Would you give the data below back exactly as it reads?

Excerpts from an interface dataset
━━━━━━━━━━

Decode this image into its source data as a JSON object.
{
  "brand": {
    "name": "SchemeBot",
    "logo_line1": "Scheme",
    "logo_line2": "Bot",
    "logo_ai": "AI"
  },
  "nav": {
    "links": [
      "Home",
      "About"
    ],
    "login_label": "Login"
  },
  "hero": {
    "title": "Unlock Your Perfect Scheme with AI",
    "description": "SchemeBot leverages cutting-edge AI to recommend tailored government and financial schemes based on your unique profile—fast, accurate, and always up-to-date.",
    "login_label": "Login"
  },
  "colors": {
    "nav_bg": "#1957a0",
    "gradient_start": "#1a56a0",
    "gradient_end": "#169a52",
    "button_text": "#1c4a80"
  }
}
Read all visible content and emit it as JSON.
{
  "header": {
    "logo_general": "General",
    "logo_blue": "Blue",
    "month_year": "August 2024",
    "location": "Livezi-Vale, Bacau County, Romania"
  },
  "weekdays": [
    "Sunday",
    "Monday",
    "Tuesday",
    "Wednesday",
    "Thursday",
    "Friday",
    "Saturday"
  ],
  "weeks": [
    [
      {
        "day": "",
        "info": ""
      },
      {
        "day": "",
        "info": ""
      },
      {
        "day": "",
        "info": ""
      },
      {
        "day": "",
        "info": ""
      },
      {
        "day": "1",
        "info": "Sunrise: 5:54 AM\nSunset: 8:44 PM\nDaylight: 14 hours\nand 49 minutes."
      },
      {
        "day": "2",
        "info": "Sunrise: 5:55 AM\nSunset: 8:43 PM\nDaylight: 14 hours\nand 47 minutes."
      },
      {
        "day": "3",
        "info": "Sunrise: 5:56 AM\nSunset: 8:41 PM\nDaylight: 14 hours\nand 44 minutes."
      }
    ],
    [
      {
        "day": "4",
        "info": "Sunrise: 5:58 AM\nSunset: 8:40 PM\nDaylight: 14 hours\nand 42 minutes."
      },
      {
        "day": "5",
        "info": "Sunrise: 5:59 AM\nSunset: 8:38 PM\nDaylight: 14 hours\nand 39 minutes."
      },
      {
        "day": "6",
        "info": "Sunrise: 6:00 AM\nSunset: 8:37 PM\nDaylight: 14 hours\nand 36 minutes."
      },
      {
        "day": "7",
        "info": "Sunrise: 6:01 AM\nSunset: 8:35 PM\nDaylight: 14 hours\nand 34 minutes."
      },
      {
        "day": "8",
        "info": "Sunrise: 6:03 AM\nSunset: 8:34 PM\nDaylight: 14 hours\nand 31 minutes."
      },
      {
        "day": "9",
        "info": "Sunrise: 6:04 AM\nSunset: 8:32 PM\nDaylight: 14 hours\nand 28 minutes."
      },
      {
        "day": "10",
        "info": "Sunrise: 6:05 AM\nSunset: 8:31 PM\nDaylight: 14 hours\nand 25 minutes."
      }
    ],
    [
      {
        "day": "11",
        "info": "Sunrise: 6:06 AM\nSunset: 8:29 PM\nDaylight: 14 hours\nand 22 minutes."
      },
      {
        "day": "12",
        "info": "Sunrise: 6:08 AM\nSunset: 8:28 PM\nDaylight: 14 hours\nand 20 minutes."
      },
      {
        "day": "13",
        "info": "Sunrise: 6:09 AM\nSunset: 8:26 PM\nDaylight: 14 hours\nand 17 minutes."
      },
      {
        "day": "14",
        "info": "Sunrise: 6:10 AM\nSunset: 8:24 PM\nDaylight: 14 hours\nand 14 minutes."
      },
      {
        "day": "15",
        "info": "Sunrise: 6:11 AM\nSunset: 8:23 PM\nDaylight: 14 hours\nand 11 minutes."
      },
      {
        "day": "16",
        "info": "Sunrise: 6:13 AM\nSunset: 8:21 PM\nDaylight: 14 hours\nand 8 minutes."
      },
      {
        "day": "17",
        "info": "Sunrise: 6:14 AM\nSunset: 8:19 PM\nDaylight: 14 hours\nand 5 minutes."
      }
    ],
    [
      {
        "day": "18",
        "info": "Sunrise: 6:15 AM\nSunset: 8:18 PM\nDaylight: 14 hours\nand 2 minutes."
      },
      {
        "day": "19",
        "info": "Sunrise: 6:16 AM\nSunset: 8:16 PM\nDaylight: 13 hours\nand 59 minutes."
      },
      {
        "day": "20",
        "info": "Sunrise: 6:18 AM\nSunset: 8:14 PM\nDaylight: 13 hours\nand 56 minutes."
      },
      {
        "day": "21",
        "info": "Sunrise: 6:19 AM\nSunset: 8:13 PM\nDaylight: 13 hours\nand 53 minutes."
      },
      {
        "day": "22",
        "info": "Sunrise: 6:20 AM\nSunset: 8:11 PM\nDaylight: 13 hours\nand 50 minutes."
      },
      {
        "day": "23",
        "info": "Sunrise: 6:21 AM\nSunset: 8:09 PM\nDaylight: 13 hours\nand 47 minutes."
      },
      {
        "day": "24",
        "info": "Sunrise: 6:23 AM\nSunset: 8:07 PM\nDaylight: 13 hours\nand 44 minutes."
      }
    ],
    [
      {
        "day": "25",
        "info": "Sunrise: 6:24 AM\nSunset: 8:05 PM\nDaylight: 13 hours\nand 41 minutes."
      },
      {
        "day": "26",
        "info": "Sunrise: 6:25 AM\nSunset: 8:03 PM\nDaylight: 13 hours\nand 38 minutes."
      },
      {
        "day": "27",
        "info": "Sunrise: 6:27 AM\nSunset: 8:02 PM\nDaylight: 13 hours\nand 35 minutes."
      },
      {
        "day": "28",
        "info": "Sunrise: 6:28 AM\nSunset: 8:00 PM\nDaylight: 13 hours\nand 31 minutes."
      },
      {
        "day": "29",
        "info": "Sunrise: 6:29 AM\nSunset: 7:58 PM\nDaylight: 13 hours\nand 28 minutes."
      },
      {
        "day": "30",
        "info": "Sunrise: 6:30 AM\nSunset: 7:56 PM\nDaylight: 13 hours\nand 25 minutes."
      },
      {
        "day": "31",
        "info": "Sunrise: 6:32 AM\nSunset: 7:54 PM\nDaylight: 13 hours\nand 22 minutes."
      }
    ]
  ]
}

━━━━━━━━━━

- **ANSWER TO THIS PROBLEM**:
Decode this image into its source data as a JSON object.
{
  "brand": {
    "name": "SchemeBot",
    "logo_line1": "Scheme",
    "logo_line2": "Bot",
    "logo_ai": "AI"
  },
  "nav": {
    "links": [
      "Home",
      "About"
    ],
    "login_label": "Login"
  },
  "hero": {
    "title": "Unlock Your Perfect Scheme with AI",
    "description": "SchemeBot leverages cutting-edge AI to recommend tailored government and financial schemes based on your unique profile—fast, accurate, and always up-to-date.",
    "login_label": "Login"
  },
  "colors": {
    "nav_bg": "#1957a0",
    "gradient_start": "#1a56a0",
    "gradient_end": "#169a52",
    "button_text": "#1c4a80"
  }
}
Read all visible content and emit it as JSON.
{
  "header": {
    "logo_general": "General",
    "logo_blue": "Blue",
    "month_year": "August 2024",
    "location": "Livezi-Vale, Bacau County, Romania"
  },
  "weekdays": [
    "Sunday",
    "Monday",
    "Tuesday",
    "Wednesday",
    "Thursday",
    "Friday",
    "Saturday"
  ],
  "weeks": [
    [
      {
        "day": "",
        "info": ""
      },
      {
        "day": "",
        "info": ""
      },
      {
        "day": "",
        "info": ""
      },
      {
        "day": "",
        "info": ""
      },
      {
        "day": "1",
        "info": "Sunrise: 5:54 AM\nSunset: 8:44 PM\nDaylight: 14 hours\nand 49 minutes."
      },
      {
        "day": "2",
        "info": "Sunrise: 5:55 AM\nSunset: 8:43 PM\nDaylight: 14 hours\nand 47 minutes."
      },
      {
        "day": "3",
        "info": "Sunrise: 5:56 AM\nSunset: 8:41 PM\nDaylight: 14 hours\nand 44 minutes."
      }
    ],
    [
      {
        "day": "4",
        "info": "Sunrise: 5:58 AM\nSunset: 8:40 PM\nDaylight: 14 hours\nand 42 minutes."
      },
      {
        "day": "5",
        "info": "Sunrise: 5:59 AM\nSunset: 8:38 PM\nDaylight: 14 hours\nand 39 minutes."
      },
      {
        "day": "6",
        "info": "Sunrise: 6:00 AM\nSunset: 8:37 PM\nDaylight: 14 hours\nand 36 minutes."
      },
      {
        "day": "7",
        "info": "Sunrise: 6:01 AM\nSunset: 8:35 PM\nDaylight: 14 hours\nand 34 minutes."
      },
      {
        "day": "8",
        "info": "Sunrise: 6:03 AM\nSunset: 8:34 PM\nDaylight: 14 hours\nand 31 minutes."
      },
      {
        "day": "9",
        "info": "Sunrise: 6:04 AM\nSunset: 8:32 PM\nDaylight: 14 hours\nand 28 minutes."
      },
      {
        "day": "10",
        "info": "Sunrise: 6:05 AM\nSunset: 8:31 PM\nDaylight: 14 hours\nand 25 minutes."
      }
    ],
    [
      {
        "day": "11",
        "info": "Sunrise: 6:06 AM\nSunset: 8:29 PM\nDaylight: 14 hours\nand 22 minutes."
      },
      {
        "day": "12",
        "info": "Sunrise: 6:08 AM\nSunset: 8:28 PM\nDaylight: 14 hours\nand 20 minutes."
      },
      {
        "day": "13",
        "info": "Sunrise: 6:09 AM\nSunset: 8:26 PM\nDaylight: 14 hours\nand 17 minutes."
      },
      {
        "day": "14",
        "info": "Sunrise: 6:10 AM\nSunset: 8:24 PM\nDaylight: 14 hours\nand 14 minutes."
      },
      {
        "day": "15",
        "info": "Sunrise: 6:11 AM\nSunset: 8:23 PM\nDaylight: 14 hours\nand 11 minutes."
      },
      {
        "day": "16",
        "info": "Sunrise: 6:13 AM\nSunset: 8:21 PM\nDaylight: 14 hours\nand 8 minutes."
      },
      {
        "day": "17",
        "info": "Sunrise: 6:14 AM\nSunset: 8:19 PM\nDaylight: 14 hours\nand 5 minutes."
      }
    ],
    [
      {
        "day": "18",
        "info": "Sunrise: 6:15 AM\nSunset: 8:18 PM\nDaylight: 14 hours\nand 2 minutes."
      },
      {
        "day": "19",
        "info": "Sunrise: 6:16 AM\nSunset: 8:16 PM\nDaylight: 13 hours\nand 59 minutes."
      },
      {
        "day": "20",
        "info": "Sunrise: 6:18 AM\nSunset: 8:14 PM\nDaylight: 13 hours\nand 56 minutes."
      },
      {
        "day": "21",
        "info": "Sunrise: 6:19 AM\nSunset: 8:13 PM\nDaylight: 13 hours\nand 53 minutes."
      },
      {
        "day": "22",
        "info": "Sunrise: 6:20 AM\nSunset: 8:11 PM\nDaylight: 13 hours\nand 50 minutes."
      },
      {
        "day": "23",
        "info": "Sunrise: 6:21 AM\nSunset: 8:09 PM\nDaylight: 13 hours\nand 47 minutes."
      },
      {
        "day": "24",
        "info": "Sunrise: 6:23 AM\nSunset: 8:07 PM\nDaylight: 13 hours\nand 44 minutes."
      }
    ],
    [
      {
        "day": "25",
        "info": "Sunrise: 6:24 AM\nSunset: 8:05 PM\nDaylight: 13 hours\nand 41 minutes."
      },
      {
        "day": "26",
        "info": "Sunrise: 6:25 AM\nSunset: 8:03 PM\nDaylight: 13 hours\nand 38 minutes."
      },
      {
        "day": "27",
        "info": "Sunrise: 6:27 AM\nSunset: 8:02 PM\nDaylight: 13 hours\nand 35 minutes."
      },
      {
        "day": "28",
        "info": "Sunrise: 6:28 AM\nSunset: 8:00 PM\nDaylight: 13 hours\nand 31 minutes."
      },
      {
        "day": "29",
        "info": "Sunrise: 6:29 AM\nSunset: 7:58 PM\nDaylight: 13 hours\nand 28 minutes."
      },
      {
        "day": "30",
        "info": "Sunrise: 6:30 AM\nSunset: 7:56 PM\nDaylight: 13 hours\nand 25 minutes."
      },
      {
        "day": "31",
        "info": "Sunrise: 6:32 AM\nSunset: 7:54 PM\nDaylight: 13 hours\nand 22 minutes."
      }
    ]
  ]
}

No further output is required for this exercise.